====== Records shown ======
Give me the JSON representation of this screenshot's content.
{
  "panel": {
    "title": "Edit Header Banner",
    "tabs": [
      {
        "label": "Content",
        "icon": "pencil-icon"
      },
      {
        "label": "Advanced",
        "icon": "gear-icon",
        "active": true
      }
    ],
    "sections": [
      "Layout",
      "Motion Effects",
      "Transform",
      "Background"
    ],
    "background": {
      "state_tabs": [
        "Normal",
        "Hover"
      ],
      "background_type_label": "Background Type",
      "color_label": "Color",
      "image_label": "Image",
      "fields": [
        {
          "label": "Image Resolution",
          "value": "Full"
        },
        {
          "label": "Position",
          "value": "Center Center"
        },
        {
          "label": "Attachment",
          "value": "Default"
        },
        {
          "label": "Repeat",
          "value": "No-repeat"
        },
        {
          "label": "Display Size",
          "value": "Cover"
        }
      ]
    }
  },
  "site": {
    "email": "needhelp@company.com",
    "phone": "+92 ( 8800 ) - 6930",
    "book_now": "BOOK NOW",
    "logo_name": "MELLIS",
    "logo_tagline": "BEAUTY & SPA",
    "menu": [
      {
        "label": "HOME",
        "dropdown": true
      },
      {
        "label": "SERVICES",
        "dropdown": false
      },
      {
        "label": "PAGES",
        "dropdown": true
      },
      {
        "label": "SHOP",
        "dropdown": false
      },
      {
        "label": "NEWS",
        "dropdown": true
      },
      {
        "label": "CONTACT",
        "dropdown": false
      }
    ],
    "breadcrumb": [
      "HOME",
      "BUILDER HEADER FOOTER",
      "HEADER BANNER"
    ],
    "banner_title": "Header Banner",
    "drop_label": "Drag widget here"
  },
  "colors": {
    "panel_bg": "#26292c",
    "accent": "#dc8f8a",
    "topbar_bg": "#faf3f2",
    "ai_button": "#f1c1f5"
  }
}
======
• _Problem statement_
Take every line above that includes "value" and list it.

• _Reply_
          "value": "Full"
          "value": "Center Center"
          "value": "Default"
          "value": "No-repeat"
          "value": "Cover"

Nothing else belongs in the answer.